This translation is confusing – I’ve seen “meaningless deaths” translated as “go under” in other places. Another indication that Jim is right and I must learn German, at least Scholar’s German. Anyway, the point is, humanity will not go-under without facing its own inability to recognize that which is radically other to it, that which radically exceeds its power. Global warming is such a phenomena – because while we might know the technical solutions, we do not know how to deal with the socio-psychic blockades against action. Capitalism, insofar as it reproduces irrationality, can either be seen as a lack (humans failing to be perfectly rational), or, we might need to face that humanity has something barbarous about it, and therefore it is not due to something inhuman that we fail to act to save the planet – but rather due to something deeply human, or at least western-historical.
Anyway, the good news is I was booked executive class to Ireland. This is good not because of the flight itself, but because it means i have access to the executive lounge during the 4 hour delay. This lounge is amazing – free expensive beer, expensive wine, expensive food. Rich people sure know to live. What strikes me most about it, however, is the absence of advertising, the total absence of commercialization of the space. This isn’t to say the space is neutral – it privileges certain kinds of body movement, intellectual style (through which newspapers and magazines are available for free), and diet (not so many vegan options). But, there is nothing about the space encouraging me to buy things I don’t need, or to over-consume. The amazing thing about a fridge full of free beer in a place like this is that no one over-drinks.
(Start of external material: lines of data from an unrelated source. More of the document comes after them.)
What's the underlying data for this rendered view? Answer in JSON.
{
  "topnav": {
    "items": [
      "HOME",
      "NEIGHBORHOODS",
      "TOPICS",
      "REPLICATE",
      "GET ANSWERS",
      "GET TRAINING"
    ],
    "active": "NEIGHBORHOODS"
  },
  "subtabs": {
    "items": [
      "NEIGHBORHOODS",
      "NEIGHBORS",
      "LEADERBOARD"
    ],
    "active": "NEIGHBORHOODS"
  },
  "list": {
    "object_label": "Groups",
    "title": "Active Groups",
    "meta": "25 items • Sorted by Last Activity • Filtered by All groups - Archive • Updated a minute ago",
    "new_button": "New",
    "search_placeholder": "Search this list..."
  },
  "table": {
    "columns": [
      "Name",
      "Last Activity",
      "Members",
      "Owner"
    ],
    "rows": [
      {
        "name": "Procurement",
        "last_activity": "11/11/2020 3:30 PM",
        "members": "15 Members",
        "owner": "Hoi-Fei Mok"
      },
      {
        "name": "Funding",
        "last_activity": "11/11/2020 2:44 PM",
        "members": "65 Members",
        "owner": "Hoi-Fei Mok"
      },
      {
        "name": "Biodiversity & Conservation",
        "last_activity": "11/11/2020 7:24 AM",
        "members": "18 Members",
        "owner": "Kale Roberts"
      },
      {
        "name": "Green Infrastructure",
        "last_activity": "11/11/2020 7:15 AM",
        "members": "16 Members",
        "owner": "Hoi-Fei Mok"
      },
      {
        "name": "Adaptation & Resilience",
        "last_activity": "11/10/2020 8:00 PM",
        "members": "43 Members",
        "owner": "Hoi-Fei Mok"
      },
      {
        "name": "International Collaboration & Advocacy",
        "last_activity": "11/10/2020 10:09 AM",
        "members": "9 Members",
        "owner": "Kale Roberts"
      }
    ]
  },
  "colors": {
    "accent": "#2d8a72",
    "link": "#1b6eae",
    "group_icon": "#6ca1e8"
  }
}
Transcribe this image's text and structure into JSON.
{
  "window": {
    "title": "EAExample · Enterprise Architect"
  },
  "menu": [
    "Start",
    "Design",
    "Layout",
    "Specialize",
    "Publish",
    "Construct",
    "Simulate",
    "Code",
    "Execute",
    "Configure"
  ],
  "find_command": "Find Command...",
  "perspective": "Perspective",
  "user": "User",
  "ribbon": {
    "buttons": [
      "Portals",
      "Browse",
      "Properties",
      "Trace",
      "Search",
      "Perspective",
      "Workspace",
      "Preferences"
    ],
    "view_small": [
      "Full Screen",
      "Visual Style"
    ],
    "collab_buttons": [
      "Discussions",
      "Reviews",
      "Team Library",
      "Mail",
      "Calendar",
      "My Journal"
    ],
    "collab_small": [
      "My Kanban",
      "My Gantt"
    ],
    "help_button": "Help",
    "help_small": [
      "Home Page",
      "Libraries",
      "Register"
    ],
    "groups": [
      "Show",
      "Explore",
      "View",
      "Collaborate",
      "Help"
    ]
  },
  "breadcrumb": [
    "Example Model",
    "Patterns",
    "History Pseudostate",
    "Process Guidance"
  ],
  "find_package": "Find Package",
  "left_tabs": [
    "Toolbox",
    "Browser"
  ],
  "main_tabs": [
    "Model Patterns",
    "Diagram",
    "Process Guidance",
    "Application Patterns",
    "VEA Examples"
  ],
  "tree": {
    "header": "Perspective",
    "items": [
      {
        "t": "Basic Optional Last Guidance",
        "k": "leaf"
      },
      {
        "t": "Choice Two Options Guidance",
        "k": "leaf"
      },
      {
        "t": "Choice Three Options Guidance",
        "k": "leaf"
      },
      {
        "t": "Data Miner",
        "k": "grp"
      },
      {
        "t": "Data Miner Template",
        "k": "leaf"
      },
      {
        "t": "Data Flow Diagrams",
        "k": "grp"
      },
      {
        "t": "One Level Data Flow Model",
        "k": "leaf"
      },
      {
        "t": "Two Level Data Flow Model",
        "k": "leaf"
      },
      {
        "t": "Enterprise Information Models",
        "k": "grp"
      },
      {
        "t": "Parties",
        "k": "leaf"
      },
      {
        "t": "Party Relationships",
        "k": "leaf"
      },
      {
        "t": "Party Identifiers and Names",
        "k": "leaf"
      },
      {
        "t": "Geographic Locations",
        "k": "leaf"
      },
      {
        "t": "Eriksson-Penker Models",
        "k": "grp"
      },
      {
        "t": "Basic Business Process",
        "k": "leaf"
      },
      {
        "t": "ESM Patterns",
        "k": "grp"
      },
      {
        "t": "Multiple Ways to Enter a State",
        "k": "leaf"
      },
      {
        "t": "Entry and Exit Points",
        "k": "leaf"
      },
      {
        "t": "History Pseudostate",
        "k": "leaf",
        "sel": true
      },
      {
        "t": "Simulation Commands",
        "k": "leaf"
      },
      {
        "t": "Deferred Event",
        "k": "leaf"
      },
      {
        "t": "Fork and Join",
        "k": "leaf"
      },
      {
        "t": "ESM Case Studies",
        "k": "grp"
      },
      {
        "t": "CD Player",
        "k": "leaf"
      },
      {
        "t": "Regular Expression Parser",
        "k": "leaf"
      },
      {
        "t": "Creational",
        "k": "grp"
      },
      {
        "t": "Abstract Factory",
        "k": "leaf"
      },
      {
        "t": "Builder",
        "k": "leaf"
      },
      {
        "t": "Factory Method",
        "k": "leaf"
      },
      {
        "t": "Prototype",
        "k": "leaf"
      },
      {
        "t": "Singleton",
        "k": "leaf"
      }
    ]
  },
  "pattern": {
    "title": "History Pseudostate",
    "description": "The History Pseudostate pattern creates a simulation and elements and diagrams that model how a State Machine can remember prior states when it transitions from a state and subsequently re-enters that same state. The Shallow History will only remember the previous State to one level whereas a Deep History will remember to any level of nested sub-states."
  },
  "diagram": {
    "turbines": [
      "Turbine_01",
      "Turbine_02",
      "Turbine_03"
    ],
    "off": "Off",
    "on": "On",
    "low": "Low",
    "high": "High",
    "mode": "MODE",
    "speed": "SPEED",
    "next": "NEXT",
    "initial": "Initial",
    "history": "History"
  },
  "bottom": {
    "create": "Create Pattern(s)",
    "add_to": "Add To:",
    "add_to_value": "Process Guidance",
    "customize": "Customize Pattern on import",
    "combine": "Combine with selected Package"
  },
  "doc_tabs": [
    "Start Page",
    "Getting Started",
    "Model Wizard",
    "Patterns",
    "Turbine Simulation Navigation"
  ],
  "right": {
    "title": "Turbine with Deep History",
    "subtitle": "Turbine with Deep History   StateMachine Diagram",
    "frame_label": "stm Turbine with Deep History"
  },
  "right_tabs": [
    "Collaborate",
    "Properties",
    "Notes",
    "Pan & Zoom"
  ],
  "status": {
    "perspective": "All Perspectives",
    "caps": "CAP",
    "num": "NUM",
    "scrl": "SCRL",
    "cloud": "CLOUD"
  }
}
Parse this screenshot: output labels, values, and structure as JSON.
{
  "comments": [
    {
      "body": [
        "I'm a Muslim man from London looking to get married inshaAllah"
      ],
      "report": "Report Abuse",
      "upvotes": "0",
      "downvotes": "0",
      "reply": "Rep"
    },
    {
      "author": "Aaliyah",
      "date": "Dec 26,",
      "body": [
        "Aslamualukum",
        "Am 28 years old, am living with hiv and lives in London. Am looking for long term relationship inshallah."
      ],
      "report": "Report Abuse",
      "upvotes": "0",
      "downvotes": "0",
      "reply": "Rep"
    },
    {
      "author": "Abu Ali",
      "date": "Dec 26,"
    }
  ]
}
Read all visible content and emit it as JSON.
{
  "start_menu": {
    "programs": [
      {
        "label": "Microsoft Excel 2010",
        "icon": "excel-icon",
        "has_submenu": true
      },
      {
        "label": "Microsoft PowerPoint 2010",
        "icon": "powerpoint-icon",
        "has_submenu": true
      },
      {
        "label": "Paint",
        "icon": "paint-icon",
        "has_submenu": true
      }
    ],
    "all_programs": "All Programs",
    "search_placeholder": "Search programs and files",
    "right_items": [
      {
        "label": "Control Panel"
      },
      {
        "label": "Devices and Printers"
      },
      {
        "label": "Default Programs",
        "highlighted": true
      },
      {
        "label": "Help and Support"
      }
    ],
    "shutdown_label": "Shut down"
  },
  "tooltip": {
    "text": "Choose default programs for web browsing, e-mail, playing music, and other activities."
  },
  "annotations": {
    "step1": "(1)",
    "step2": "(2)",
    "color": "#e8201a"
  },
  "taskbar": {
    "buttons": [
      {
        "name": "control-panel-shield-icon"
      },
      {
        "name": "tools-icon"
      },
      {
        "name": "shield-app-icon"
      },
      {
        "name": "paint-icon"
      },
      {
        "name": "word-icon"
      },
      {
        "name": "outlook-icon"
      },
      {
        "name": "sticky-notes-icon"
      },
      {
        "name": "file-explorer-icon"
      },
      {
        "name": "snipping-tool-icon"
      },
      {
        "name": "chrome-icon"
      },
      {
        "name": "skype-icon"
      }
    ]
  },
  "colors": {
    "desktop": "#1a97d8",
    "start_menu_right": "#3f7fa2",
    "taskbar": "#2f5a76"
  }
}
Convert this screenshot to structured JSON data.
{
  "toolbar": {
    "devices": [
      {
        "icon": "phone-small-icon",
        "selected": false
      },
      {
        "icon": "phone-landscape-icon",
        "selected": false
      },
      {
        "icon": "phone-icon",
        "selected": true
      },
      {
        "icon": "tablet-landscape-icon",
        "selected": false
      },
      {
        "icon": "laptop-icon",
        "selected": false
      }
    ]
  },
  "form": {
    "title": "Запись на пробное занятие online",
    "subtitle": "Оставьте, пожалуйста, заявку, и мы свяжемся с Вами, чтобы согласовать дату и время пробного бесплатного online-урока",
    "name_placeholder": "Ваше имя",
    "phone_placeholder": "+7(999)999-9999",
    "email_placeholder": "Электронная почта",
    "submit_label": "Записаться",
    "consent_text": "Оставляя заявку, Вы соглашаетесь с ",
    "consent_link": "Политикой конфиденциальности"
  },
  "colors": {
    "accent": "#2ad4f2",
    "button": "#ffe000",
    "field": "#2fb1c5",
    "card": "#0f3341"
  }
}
I’ve said before that I think we should get rid of most restaurants and replace them with free food supply for all (non-luxury). I think this would reduce over-eating radically, because of the diminishing marginal price of fast food (always a “better deal” if you supersize). The fact that it works here indicates that it could work in the rest of society – all that’s required is the destruction of the public relations industry.
I should get back to readings for the philosophy program.